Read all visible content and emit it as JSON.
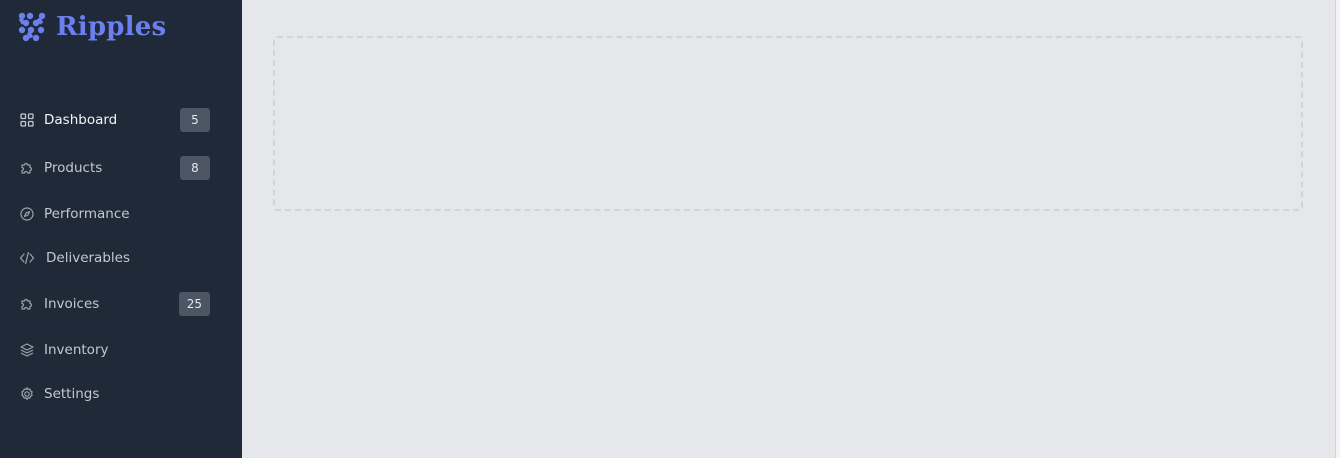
{
  "brand": {
    "name": "Ripples",
    "logo_icon": "dots-grid-logo",
    "color": "#6b7ff0"
  },
  "sidebar": {
    "background": "#1f2937",
    "items": [
      {
        "label": "Dashboard",
        "icon": "grid-icon",
        "badge": "5",
        "active": true
      },
      {
        "label": "Products",
        "icon": "puzzle-icon",
        "badge": "8"
      },
      {
        "label": "Performance",
        "icon": "compass-icon",
        "badge": null
      },
      {
        "label": "Deliverables",
        "icon": "code-icon",
        "badge": null
      },
      {
        "label": "Invoices",
        "icon": "puzzle-icon",
        "badge": "25"
      },
      {
        "label": "Inventory",
        "icon": "layers-icon",
        "badge": null
      },
      {
        "label": "Settings",
        "icon": "gear-icon",
        "badge": null
      }
    ]
  },
  "main": {
    "background": "#e5e7eb",
    "placeholder_border": "#d1d5db"
  }
}
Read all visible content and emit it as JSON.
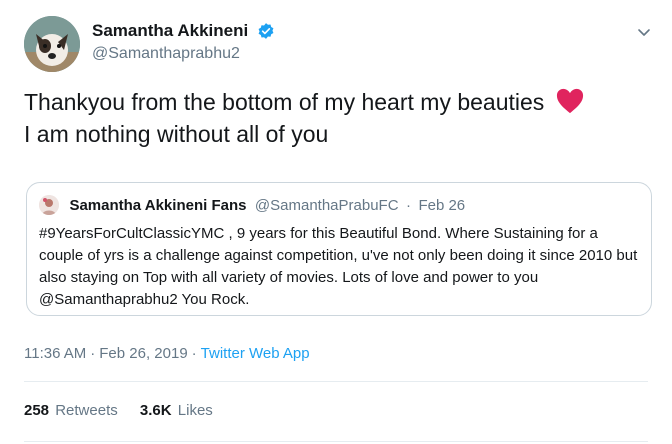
{
  "tweet": {
    "author": {
      "display_name": "Samantha Akkineni",
      "handle": "@Samanthaprabhu2",
      "verified": true,
      "avatar_icon": "dog-avatar-icon"
    },
    "menu_icon": "chevron-down-icon",
    "text": "Thankyou from the bottom of my heart my beauties",
    "text_line2": "I am nothing without all of you",
    "emoji_icon": "red-heart-icon",
    "quoted": {
      "display_name": "Samantha Akkineni Fans",
      "handle": "@SamanthaPrabuFC",
      "separator": "·",
      "date": "Feb 26",
      "text": "#9YearsForCultClassicYMC , 9 years for this Beautiful Bond. Where Sustaining for a couple of yrs is a challenge against competition, u've not only been doing it since 2010 but also staying on Top with all variety of movies. Lots of love and power to you @Samanthaprabhu2 You Rock."
    },
    "meta": {
      "time": "11:36 AM",
      "separator": "·",
      "date": "Feb 26, 2019",
      "separator2": "·",
      "source": "Twitter Web App"
    },
    "stats": {
      "retweets_count": "258",
      "retweets_label": "Retweets",
      "likes_count": "3.6K",
      "likes_label": "Likes"
    },
    "colors": {
      "link": "#1da1f2",
      "secondary_text": "#657786",
      "primary_text": "#14171a",
      "border": "#ccd6dd",
      "heart": "#e0245e"
    }
  }
}
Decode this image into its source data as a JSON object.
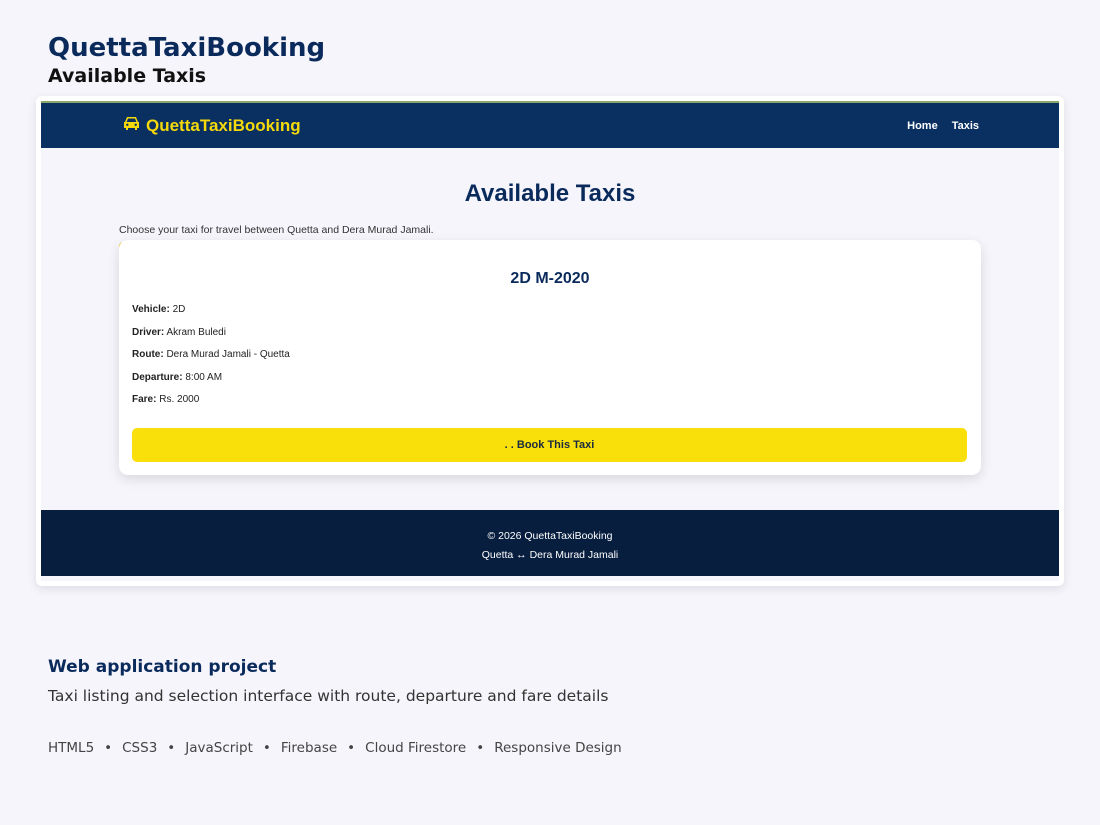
{
  "header": {
    "title": "QuettaTaxiBooking",
    "subtitle": "Available Taxis"
  },
  "site": {
    "brand": {
      "name": "QuettaTaxiBooking",
      "icon": "taxi-icon",
      "color": "#f5d90a"
    },
    "nav": [
      {
        "label": "Home"
      },
      {
        "label": "Taxis"
      }
    ],
    "page_title": "Available Taxis",
    "intro": "Choose your taxi for travel between Quetta and Dera Murad Jamali.",
    "taxi": {
      "title": "2D M-2020",
      "details": [
        {
          "label": "Vehicle:",
          "value": "2D"
        },
        {
          "label": "Driver:",
          "value": "Akram Buledi"
        },
        {
          "label": "Route:",
          "value": "Dera Murad Jamali - Quetta"
        },
        {
          "label": "Departure:",
          "value": "8:00 AM"
        },
        {
          "label": "Fare:",
          "value": "Rs. 2000"
        }
      ],
      "book_label": ". . Book This Taxi",
      "button_color": "#f9e00a"
    },
    "footer": {
      "line1": "© 2026 QuettaTaxiBooking",
      "line2": "Quetta ↔ Dera Murad Jamali"
    },
    "nav_color": "#093061"
  },
  "project": {
    "title": "Web application project",
    "description": "Taxi listing and selection interface with route, departure and fare details",
    "tech": [
      "HTML5",
      "CSS3",
      "JavaScript",
      "Firebase",
      "Cloud Firestore",
      "Responsive Design"
    ]
  }
}
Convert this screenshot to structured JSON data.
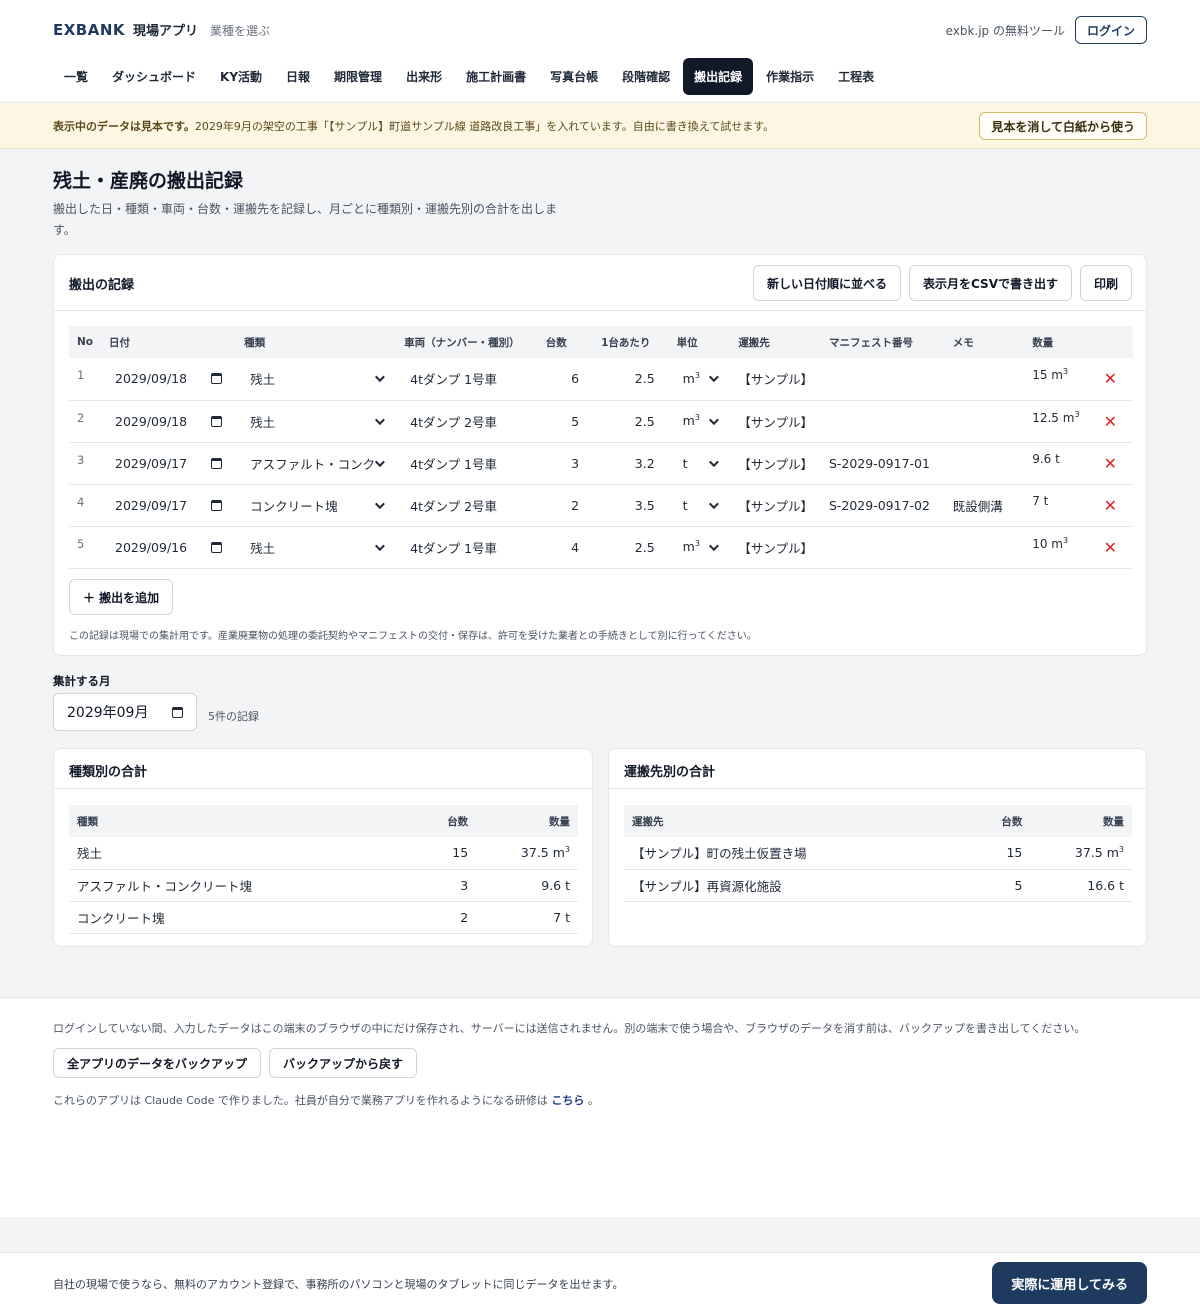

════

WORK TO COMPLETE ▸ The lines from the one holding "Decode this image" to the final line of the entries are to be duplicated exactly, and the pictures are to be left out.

RESPONSE TO THIS TASK ▸
Decode this image into its source data as a JSON object.
{
  "header": {
    "title": "QuettaTaxiBooking",
    "subtitle": "Available Taxis"
  },
  "site": {
    "brand": {
      "name": "QuettaTaxiBooking",
      "icon": "taxi-icon",
      "color": "#f5d90a"
    },
    "nav": [
      {
        "label": "Home"
      },
      {
        "label": "Taxis"
      }
    ],
    "page_title": "Available Taxis",
    "intro": "Choose your taxi for travel between Quetta and Dera Murad Jamali.",
    "taxi": {
      "title": "2D M-2020",
      "details": [
        {
          "label": "Vehicle:",
          "value": "2D"
        },
        {
          "label": "Driver:",
          "value": "Akram Buledi"
        },
        {
          "label": "Route:",
          "value": "Dera Murad Jamali - Quetta"
        },
        {
          "label": "Departure:",
          "value": "8:00 AM"
        },
        {
          "label": "Fare:",
          "value": "Rs. 2000"
        }
      ],
      "book_label": ". . Book This Taxi",
      "button_color": "#f9e00a"
    },
    "footer": {
      "line1": "© 2026 QuettaTaxiBooking",
      "line2": "Quetta ↔ Dera Murad Jamali"
    },
    "nav_color": "#093061"
  },
  "project": {
    "title": "Web application project",
    "description": "Taxi listing and selection interface with route, departure and fare details",
    "tech": [
      "HTML5",
      "CSS3",
      "JavaScript",
      "Firebase",
      "Cloud Firestore",
      "Responsive Design"
    ]
  }
}
Convert this screenshot to structured JSON data.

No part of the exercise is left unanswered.